(Extracted data begins)
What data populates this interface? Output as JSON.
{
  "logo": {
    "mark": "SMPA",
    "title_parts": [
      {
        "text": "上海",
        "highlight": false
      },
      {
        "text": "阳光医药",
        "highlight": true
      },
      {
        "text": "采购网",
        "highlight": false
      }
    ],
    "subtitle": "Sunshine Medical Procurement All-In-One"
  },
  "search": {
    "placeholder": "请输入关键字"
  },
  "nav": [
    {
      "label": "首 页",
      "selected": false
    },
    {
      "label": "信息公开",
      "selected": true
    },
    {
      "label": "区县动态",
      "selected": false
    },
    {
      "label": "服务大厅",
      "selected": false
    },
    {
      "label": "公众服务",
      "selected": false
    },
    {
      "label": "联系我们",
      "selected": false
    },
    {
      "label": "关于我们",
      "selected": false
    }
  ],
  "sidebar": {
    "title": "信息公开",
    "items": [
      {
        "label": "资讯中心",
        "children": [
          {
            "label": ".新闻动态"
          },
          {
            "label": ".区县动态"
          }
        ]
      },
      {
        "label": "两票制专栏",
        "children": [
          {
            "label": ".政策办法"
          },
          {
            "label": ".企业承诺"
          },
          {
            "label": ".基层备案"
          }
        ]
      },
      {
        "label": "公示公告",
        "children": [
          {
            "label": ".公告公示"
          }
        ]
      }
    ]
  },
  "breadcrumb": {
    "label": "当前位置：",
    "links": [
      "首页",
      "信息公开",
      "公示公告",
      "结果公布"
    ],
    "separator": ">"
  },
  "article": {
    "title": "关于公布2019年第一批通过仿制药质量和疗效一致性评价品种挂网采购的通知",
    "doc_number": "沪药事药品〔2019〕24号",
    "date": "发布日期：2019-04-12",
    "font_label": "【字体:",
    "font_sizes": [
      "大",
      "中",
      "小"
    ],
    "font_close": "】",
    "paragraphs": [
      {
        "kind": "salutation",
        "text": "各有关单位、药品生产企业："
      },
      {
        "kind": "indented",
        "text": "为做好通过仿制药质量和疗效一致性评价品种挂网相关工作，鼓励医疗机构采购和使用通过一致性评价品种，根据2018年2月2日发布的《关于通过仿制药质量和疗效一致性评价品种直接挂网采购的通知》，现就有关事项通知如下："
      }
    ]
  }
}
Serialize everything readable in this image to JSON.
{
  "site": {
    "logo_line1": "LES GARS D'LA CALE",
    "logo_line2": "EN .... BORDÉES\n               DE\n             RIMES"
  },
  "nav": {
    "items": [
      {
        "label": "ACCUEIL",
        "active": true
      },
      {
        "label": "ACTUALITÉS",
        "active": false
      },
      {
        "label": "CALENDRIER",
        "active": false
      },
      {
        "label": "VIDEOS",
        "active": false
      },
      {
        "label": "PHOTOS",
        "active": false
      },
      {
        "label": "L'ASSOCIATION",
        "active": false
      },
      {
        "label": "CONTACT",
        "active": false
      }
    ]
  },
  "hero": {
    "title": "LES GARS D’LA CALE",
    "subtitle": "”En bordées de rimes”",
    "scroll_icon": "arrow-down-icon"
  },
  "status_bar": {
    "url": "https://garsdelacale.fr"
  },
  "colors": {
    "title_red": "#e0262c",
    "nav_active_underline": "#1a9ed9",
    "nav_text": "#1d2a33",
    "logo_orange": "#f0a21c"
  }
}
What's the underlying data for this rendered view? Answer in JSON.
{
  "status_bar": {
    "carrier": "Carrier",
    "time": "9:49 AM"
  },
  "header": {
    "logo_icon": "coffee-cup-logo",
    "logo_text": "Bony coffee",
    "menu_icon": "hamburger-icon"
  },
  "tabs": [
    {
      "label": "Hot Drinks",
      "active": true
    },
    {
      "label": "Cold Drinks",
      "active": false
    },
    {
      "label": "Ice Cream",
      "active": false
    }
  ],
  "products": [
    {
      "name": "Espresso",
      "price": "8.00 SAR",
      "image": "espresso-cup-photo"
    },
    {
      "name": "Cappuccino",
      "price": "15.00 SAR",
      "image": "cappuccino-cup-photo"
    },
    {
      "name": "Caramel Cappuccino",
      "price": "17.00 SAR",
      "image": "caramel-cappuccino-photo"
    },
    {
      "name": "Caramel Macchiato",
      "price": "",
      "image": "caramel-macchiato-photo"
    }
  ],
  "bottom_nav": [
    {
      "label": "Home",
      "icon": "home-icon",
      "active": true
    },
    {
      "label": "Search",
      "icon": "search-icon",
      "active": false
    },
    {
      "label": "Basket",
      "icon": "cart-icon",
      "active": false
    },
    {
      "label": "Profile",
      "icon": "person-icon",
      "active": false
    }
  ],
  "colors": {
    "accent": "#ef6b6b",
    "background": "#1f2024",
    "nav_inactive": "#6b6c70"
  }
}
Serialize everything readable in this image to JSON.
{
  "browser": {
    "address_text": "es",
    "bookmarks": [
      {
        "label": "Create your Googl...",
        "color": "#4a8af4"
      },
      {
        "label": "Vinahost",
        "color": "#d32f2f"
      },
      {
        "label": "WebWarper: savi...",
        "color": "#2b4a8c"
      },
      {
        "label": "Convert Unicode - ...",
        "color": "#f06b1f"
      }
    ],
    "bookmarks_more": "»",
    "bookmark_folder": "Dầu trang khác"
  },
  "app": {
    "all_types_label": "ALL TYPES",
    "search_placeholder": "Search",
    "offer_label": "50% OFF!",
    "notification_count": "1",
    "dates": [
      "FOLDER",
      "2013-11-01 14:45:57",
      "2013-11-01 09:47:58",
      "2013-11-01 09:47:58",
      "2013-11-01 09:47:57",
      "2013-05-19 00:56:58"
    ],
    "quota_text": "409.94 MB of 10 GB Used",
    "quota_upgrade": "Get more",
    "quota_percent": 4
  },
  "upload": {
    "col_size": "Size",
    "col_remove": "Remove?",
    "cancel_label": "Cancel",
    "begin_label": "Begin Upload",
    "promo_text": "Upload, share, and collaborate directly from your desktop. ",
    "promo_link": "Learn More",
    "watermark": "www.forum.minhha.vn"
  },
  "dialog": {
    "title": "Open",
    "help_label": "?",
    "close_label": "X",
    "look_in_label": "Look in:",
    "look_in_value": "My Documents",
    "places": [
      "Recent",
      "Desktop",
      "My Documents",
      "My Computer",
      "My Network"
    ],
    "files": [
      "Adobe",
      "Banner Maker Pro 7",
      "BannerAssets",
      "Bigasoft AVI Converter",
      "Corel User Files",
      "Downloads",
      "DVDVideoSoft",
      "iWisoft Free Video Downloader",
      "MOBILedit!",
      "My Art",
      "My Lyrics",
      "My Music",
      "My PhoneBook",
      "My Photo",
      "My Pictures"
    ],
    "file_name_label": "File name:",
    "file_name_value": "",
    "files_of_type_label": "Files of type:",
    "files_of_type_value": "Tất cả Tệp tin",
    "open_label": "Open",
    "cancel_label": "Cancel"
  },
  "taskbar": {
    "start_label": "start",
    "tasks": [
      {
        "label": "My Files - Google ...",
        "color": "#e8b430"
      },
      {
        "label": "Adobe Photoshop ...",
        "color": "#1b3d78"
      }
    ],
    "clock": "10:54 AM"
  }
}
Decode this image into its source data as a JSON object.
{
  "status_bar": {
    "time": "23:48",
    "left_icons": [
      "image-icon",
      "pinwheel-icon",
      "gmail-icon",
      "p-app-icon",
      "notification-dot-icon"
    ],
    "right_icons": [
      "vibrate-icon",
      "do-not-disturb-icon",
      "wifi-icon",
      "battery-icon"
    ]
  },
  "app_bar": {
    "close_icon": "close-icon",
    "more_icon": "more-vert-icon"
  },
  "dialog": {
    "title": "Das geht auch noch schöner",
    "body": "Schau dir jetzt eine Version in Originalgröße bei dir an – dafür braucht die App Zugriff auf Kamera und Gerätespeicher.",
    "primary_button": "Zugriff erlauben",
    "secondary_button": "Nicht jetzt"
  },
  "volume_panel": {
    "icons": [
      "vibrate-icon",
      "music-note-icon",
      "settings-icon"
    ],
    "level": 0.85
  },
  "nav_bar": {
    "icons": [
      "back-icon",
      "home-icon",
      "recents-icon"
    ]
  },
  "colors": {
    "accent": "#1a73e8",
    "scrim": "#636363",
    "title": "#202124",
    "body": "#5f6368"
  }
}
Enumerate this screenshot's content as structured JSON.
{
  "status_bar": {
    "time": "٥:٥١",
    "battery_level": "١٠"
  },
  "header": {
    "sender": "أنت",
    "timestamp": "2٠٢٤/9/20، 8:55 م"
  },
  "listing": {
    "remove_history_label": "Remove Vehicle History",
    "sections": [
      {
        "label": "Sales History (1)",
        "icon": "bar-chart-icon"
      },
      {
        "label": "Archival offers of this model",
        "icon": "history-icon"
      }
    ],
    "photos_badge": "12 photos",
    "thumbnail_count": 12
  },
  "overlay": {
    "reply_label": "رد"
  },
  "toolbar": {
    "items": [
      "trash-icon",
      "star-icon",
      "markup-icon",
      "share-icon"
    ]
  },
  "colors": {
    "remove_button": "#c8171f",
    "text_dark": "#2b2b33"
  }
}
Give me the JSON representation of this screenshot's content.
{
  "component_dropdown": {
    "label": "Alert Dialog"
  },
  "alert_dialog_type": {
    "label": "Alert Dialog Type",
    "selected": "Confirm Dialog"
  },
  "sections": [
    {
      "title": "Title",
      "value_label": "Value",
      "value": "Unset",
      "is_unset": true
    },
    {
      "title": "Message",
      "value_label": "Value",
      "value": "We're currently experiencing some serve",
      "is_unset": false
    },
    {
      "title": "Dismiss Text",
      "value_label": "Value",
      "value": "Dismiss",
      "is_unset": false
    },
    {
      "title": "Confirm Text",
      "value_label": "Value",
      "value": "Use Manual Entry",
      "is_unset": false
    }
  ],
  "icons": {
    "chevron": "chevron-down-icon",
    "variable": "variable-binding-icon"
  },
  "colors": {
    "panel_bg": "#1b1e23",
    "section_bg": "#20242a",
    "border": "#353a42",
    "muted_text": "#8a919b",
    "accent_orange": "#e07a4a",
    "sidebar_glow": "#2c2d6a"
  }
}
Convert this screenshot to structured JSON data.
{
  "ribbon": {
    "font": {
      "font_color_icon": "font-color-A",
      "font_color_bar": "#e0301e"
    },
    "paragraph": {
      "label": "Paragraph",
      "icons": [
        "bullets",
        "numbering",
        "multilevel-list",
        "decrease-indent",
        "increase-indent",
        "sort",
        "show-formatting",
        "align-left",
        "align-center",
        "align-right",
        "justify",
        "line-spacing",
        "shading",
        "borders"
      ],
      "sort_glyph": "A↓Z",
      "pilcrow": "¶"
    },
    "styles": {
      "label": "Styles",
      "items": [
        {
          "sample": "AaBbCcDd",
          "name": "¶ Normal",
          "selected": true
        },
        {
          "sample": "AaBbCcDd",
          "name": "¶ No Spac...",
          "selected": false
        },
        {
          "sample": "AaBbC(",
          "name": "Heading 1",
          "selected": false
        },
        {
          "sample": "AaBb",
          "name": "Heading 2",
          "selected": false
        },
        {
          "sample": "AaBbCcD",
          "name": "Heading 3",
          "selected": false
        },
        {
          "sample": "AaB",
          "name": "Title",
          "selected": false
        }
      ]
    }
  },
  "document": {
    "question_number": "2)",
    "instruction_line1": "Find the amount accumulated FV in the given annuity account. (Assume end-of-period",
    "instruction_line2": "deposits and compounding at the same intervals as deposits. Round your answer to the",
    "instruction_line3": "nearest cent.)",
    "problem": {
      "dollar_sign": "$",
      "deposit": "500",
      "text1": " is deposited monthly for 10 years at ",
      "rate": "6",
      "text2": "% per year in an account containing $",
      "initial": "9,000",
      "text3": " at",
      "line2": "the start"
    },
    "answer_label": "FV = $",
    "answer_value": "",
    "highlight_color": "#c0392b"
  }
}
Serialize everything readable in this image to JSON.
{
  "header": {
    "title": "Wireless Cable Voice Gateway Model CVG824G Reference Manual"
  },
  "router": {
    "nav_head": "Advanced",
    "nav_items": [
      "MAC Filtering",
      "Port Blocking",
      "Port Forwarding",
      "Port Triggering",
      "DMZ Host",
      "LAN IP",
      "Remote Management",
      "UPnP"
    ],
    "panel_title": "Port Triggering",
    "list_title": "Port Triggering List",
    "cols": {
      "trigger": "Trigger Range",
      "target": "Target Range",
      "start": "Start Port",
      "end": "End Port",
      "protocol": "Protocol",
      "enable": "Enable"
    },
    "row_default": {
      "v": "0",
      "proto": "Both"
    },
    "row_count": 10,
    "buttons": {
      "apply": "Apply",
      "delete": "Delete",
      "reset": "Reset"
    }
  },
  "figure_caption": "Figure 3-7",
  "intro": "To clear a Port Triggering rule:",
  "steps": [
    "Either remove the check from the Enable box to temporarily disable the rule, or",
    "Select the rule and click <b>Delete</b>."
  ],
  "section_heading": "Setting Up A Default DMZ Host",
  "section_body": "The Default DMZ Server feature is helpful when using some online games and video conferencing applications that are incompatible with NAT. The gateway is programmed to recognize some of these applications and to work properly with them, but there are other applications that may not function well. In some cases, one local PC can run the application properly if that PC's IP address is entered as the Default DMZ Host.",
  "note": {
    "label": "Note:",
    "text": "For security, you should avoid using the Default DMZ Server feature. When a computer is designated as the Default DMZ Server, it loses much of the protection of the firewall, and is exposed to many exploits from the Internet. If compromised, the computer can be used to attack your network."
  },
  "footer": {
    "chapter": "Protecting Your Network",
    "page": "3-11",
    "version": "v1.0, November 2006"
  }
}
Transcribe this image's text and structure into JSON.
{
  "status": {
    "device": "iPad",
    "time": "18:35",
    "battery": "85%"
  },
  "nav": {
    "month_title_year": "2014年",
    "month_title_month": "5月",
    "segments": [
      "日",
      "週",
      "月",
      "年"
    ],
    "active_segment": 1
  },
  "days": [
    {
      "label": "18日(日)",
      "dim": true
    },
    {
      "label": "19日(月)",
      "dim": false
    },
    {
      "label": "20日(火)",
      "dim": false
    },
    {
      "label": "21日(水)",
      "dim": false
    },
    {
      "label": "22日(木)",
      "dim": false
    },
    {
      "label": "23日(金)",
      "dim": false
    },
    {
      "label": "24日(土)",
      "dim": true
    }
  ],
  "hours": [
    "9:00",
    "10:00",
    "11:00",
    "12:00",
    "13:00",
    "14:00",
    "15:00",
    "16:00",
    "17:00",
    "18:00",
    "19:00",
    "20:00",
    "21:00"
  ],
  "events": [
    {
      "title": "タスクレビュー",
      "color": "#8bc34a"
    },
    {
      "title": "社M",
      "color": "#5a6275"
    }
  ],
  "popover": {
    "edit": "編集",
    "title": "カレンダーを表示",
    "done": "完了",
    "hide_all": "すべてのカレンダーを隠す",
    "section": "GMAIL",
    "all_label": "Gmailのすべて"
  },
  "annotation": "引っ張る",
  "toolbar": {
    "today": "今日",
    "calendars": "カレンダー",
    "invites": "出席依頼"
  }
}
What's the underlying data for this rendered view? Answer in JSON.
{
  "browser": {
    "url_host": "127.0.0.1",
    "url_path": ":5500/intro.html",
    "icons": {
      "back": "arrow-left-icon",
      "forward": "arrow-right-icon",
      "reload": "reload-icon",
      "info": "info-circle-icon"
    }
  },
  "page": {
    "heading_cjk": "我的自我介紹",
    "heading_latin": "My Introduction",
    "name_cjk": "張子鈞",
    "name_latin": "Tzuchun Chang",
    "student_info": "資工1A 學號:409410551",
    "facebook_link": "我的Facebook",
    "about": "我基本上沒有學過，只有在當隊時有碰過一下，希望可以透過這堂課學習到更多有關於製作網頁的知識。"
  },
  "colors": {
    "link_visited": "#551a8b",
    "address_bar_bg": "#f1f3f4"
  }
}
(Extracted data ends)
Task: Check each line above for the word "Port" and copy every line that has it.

Solution:
      "Port Blocking",
      "Port Forwarding",
      "Port Triggering",
    "panel_title": "Port Triggering",
    "list_title": "Port Triggering List",
      "start": "Start Port",
      "end": "End Port",
  "intro": "To clear a Port Triggering rule:",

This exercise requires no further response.